• [DATA FOR THIS EXERCISE]:

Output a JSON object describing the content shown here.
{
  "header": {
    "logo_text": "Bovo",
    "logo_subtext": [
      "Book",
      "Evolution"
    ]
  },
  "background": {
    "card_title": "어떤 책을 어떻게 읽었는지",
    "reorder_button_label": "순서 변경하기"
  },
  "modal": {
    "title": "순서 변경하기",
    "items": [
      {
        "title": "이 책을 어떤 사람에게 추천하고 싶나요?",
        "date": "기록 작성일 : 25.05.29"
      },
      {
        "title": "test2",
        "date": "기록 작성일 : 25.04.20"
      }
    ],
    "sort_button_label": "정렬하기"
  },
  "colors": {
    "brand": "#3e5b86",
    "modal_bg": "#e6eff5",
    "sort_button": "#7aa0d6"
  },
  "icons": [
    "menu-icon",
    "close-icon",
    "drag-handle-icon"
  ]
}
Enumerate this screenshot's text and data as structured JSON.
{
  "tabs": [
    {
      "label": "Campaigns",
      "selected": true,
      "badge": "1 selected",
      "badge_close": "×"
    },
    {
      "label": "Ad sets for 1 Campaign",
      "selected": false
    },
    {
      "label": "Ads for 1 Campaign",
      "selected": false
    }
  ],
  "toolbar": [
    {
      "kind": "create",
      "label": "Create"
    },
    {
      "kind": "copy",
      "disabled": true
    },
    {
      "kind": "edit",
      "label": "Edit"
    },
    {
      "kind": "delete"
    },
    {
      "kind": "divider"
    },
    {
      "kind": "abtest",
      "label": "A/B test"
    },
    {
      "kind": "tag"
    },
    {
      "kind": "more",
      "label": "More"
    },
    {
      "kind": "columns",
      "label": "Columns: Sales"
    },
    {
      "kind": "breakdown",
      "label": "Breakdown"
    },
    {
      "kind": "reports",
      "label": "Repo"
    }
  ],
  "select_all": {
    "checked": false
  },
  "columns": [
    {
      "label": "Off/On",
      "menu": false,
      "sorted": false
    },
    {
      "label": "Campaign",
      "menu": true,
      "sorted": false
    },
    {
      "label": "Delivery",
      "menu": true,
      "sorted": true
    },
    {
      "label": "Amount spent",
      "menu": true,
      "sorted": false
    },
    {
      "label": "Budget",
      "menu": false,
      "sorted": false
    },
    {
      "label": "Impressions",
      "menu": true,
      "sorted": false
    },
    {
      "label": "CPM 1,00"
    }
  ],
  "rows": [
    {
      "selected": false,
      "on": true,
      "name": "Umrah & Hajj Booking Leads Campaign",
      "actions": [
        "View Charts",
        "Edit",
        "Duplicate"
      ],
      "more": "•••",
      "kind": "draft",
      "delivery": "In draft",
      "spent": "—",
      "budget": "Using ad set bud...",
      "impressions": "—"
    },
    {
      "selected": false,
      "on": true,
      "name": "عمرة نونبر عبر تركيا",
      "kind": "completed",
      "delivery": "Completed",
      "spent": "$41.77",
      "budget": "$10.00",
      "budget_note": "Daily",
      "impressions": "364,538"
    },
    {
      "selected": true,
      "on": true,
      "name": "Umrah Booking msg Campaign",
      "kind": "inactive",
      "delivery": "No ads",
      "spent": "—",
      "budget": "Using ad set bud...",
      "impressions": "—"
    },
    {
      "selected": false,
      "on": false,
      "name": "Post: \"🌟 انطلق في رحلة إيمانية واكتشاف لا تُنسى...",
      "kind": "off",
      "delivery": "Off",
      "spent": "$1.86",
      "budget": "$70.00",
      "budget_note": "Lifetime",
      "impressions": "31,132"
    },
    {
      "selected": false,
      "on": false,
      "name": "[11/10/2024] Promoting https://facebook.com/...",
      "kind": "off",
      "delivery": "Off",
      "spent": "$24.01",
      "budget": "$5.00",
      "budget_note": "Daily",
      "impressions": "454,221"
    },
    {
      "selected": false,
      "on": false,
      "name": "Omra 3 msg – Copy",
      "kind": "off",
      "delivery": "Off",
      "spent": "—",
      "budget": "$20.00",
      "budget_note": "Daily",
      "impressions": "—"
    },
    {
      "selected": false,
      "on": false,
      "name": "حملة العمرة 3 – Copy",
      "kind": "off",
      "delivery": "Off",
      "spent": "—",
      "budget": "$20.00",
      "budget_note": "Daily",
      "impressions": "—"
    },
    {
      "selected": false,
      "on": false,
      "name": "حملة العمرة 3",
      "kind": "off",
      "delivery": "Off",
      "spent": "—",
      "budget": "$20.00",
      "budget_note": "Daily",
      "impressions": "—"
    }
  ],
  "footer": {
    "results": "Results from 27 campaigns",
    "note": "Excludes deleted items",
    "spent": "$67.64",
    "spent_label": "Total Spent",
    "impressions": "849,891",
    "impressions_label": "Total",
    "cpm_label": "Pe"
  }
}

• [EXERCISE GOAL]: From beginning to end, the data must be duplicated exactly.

• [OUTPUT OF THE EXERCISE]:
Output a JSON object describing the content shown here.
{
  "header": {
    "logo_text": "Bovo",
    "logo_subtext": [
      "Book",
      "Evolution"
    ]
  },
  "background": {
    "card_title": "어떤 책을 어떻게 읽었는지",
    "reorder_button_label": "순서 변경하기"
  },
  "modal": {
    "title": "순서 변경하기",
    "items": [
      {
        "title": "이 책을 어떤 사람에게 추천하고 싶나요?",
        "date": "기록 작성일 : 25.05.29"
      },
      {
        "title": "test2",
        "date": "기록 작성일 : 25.04.20"
      }
    ],
    "sort_button_label": "정렬하기"
  },
  "colors": {
    "brand": "#3e5b86",
    "modal_bg": "#e6eff5",
    "sort_button": "#7aa0d6"
  },
  "icons": [
    "menu-icon",
    "close-icon",
    "drag-handle-icon"
  ]
}
Enumerate this screenshot's text and data as structured JSON.
{
  "tabs": [
    {
      "label": "Campaigns",
      "selected": true,
      "badge": "1 selected",
      "badge_close": "×"
    },
    {
      "label": "Ad sets for 1 Campaign",
      "selected": false
    },
    {
      "label": "Ads for 1 Campaign",
      "selected": false
    }
  ],
  "toolbar": [
    {
      "kind": "create",
      "label": "Create"
    },
    {
      "kind": "copy",
      "disabled": true
    },
    {
      "kind": "edit",
      "label": "Edit"
    },
    {
      "kind": "delete"
    },
    {
      "kind": "divider"
    },
    {
      "kind": "abtest",
      "label": "A/B test"
    },
    {
      "kind": "tag"
    },
    {
      "kind": "more",
      "label": "More"
    },
    {
      "kind": "columns",
      "label": "Columns: Sales"
    },
    {
      "kind": "breakdown",
      "label": "Breakdown"
    },
    {
      "kind": "reports",
      "label": "Repo"
    }
  ],
  "select_all": {
    "checked": false
  },
  "columns": [
    {
      "label": "Off/On",
      "menu": false,
      "sorted": false
    },
    {
      "label": "Campaign",
      "menu": true,
      "sorted": false
    },
    {
      "label": "Delivery",
      "menu": true,
      "sorted": true
    },
    {
      "label": "Amount spent",
      "menu": true,
      "sorted": false
    },
    {
      "label": "Budget",
      "menu": false,
      "sorted": false
    },
    {
      "label": "Impressions",
      "menu": true,
      "sorted": false
    },
    {
      "label": "CPM 1,00"
    }
  ],
  "rows": [
    {
      "selected": false,
      "on": true,
      "name": "Umrah & Hajj Booking Leads Campaign",
      "actions": [
        "View Charts",
        "Edit",
        "Duplicate"
      ],
      "more": "•••",
      "kind": "draft",
      "delivery": "In draft",
      "spent": "—",
      "budget": "Using ad set bud...",
      "impressions": "—"
    },
    {
      "selected": false,
      "on": true,
      "name": "عمرة نونبر عبر تركيا",
      "kind": "completed",
      "delivery": "Completed",
      "spent": "$41.77",
      "budget": "$10.00",
      "budget_note": "Daily",
      "impressions": "364,538"
    },
    {
      "selected": true,
      "on": true,
      "name": "Umrah Booking msg Campaign",
      "kind": "inactive",
      "delivery": "No ads",
      "spent": "—",
      "budget": "Using ad set bud...",
      "impressions": "—"
    },
    {
      "selected": false,
      "on": false,
      "name": "Post: \"🌟 انطلق في رحلة إيمانية واكتشاف لا تُنسى...",
      "kind": "off",
      "delivery": "Off",
      "spent": "$1.86",
      "budget": "$70.00",
      "budget_note": "Lifetime",
      "impressions": "31,132"
    },
    {
      "selected": false,
      "on": false,
      "name": "[11/10/2024] Promoting https://facebook.com/...",
      "kind": "off",
      "delivery": "Off",
      "spent": "$24.01",
      "budget": "$5.00",
      "budget_note": "Daily",
      "impressions": "454,221"
    },
    {
      "selected": false,
      "on": false,
      "name": "Omra 3 msg – Copy",
      "kind": "off",
      "delivery": "Off",
      "spent": "—",
      "budget": "$20.00",
      "budget_note": "Daily",
      "impressions": "—"
    },
    {
      "selected": false,
      "on": false,
      "name": "حملة العمرة 3 – Copy",
      "kind": "off",
      "delivery": "Off",
      "spent": "—",
      "budget": "$20.00",
      "budget_note": "Daily",
      "impressions": "—"
    },
    {
      "selected": false,
      "on": false,
      "name": "حملة العمرة 3",
      "kind": "off",
      "delivery": "Off",
      "spent": "—",
      "budget": "$20.00",
      "budget_note": "Daily",
      "impressions": "—"
    }
  ],
  "footer": {
    "results": "Results from 27 campaigns",
    "note": "Excludes deleted items",
    "spent": "$67.64",
    "spent_label": "Total Spent",
    "impressions": "849,891",
    "impressions_label": "Total",
    "cpm_label": "Pe"
  }
}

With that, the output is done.